Problem description:
Copy, from the listing, every line in which the string "this" is present.

Given data:
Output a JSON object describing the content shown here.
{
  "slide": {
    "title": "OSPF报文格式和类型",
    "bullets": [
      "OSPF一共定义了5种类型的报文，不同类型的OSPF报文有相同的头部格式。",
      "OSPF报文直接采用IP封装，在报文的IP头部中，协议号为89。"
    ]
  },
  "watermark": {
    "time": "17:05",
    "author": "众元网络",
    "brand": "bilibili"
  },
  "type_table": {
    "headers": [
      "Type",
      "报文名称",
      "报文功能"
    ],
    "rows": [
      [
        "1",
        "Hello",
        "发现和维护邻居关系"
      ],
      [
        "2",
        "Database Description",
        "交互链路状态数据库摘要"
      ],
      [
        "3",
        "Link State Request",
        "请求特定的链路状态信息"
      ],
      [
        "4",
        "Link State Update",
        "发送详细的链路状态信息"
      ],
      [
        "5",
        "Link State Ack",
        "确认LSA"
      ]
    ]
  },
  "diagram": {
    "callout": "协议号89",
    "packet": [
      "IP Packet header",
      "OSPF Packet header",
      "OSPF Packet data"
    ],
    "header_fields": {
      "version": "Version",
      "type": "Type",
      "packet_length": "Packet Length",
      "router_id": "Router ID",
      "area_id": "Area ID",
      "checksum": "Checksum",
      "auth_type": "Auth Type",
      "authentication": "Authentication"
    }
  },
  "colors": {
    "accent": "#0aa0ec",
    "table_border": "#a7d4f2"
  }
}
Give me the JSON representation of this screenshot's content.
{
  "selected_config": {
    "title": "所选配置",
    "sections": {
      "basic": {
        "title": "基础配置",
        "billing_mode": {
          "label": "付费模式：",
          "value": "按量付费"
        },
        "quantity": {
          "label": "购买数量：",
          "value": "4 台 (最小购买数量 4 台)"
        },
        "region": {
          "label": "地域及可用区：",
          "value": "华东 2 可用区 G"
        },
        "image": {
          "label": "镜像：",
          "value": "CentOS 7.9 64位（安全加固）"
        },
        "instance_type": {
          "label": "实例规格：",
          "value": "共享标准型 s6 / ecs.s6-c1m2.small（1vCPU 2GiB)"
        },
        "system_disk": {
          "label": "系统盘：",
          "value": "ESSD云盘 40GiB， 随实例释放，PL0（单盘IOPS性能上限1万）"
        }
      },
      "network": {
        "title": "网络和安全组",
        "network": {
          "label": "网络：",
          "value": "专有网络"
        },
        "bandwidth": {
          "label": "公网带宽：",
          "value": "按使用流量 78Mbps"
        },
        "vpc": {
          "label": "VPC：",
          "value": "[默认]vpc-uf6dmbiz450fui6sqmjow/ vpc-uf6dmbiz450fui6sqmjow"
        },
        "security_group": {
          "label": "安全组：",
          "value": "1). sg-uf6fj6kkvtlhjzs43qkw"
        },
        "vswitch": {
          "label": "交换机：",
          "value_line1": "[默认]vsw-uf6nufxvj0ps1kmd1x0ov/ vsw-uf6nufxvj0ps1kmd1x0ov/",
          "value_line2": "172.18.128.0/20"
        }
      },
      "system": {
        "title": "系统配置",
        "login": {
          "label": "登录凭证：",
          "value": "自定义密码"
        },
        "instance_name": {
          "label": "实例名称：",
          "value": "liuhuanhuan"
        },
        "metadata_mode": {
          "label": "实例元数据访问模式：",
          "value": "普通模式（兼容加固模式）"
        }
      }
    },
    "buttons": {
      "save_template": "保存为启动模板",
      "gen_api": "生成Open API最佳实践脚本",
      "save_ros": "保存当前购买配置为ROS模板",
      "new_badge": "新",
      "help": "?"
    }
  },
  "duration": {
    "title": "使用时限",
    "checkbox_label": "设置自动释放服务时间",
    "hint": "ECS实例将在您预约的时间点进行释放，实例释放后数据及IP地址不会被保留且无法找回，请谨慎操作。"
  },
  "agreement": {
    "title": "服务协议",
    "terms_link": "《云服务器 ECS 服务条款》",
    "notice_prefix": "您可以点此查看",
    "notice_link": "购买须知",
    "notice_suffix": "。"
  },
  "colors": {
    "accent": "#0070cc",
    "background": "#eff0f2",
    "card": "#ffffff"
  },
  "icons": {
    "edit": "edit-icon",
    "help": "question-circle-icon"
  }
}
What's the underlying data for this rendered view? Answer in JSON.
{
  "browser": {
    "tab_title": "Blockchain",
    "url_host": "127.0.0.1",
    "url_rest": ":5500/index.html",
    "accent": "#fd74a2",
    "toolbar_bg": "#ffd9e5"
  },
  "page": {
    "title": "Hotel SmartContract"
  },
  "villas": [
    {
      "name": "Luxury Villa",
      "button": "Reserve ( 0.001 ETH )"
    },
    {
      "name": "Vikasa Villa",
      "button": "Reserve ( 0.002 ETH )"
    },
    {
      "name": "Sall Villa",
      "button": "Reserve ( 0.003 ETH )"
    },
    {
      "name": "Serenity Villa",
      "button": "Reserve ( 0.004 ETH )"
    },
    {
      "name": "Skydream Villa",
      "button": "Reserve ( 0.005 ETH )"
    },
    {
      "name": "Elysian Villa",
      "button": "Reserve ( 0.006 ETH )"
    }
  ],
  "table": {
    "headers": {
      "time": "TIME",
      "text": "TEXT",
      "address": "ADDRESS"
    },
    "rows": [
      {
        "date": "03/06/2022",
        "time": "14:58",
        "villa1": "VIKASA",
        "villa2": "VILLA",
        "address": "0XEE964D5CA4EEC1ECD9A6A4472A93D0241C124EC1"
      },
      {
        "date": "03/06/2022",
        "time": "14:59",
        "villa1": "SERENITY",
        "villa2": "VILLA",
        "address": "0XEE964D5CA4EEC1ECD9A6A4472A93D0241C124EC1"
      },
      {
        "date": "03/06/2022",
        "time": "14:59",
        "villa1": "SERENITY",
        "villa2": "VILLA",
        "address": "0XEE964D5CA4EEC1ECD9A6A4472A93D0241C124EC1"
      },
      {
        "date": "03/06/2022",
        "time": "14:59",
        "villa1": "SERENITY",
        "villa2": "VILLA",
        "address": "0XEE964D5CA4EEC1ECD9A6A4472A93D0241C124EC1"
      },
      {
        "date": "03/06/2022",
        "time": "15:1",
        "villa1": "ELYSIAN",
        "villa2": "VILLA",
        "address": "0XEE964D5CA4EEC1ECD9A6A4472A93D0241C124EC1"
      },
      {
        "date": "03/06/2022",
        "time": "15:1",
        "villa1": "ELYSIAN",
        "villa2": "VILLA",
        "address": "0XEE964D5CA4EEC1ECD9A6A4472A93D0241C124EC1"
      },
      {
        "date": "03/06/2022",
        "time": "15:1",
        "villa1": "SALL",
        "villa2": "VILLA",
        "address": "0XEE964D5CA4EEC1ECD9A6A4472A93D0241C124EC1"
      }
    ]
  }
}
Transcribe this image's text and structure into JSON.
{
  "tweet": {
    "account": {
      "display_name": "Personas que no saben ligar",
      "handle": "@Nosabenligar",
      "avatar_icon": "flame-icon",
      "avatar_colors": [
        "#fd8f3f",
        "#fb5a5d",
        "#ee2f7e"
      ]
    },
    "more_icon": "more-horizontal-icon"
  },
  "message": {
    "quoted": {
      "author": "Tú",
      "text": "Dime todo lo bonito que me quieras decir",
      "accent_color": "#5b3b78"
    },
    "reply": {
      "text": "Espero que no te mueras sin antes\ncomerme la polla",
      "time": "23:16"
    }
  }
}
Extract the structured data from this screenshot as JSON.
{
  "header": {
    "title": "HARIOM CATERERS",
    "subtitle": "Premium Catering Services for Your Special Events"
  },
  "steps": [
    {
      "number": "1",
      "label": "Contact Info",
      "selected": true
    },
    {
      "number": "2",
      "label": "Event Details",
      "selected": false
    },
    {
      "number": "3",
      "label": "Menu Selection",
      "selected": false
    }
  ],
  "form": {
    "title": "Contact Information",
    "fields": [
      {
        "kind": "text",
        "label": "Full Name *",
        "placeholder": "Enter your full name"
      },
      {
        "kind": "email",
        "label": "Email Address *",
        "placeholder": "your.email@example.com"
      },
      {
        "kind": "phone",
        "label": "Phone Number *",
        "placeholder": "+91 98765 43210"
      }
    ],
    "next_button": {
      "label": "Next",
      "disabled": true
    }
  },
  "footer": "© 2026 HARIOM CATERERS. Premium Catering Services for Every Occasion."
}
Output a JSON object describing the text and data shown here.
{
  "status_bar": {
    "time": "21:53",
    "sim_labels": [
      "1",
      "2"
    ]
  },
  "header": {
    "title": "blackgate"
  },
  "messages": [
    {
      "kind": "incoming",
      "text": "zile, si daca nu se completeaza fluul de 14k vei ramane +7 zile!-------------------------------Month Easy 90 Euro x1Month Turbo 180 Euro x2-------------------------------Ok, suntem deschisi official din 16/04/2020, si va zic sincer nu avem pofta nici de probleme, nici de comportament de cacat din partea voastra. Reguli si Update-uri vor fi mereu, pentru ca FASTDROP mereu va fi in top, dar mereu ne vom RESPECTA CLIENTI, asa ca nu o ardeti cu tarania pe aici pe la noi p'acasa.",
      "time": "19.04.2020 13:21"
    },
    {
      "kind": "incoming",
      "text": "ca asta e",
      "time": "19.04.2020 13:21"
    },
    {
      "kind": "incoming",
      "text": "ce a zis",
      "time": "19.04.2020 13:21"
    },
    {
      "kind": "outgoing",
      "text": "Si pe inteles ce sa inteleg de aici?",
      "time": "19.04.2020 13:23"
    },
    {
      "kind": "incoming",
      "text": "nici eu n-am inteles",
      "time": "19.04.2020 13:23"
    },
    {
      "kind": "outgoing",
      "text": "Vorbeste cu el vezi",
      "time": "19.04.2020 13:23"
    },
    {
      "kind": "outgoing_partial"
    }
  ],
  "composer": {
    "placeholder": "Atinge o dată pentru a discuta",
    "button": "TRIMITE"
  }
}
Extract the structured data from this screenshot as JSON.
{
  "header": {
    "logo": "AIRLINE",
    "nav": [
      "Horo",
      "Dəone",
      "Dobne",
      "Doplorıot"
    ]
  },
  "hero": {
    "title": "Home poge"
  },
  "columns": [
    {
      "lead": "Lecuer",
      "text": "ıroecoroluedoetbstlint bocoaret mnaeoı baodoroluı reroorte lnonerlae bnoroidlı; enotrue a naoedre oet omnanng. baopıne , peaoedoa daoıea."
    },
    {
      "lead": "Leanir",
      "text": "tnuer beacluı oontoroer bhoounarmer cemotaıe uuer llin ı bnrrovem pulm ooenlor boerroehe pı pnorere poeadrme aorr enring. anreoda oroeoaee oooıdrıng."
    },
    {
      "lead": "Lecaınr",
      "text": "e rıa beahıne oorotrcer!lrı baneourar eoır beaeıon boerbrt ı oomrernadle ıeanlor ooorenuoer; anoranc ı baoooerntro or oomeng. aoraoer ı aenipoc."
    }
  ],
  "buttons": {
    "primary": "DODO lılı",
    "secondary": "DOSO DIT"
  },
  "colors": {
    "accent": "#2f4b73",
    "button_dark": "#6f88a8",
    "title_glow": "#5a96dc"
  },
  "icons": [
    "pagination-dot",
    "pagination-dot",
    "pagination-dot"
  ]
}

Expected answer:
Give me the JSON representation of this screenshot's content.
What's the underlying data for this rendered view? Answer in JSON.
Transcribe this image's text and structure into JSON.
Extract the structured data from this screenshot as JSON.
Extract the structured data from this screenshot as JSON.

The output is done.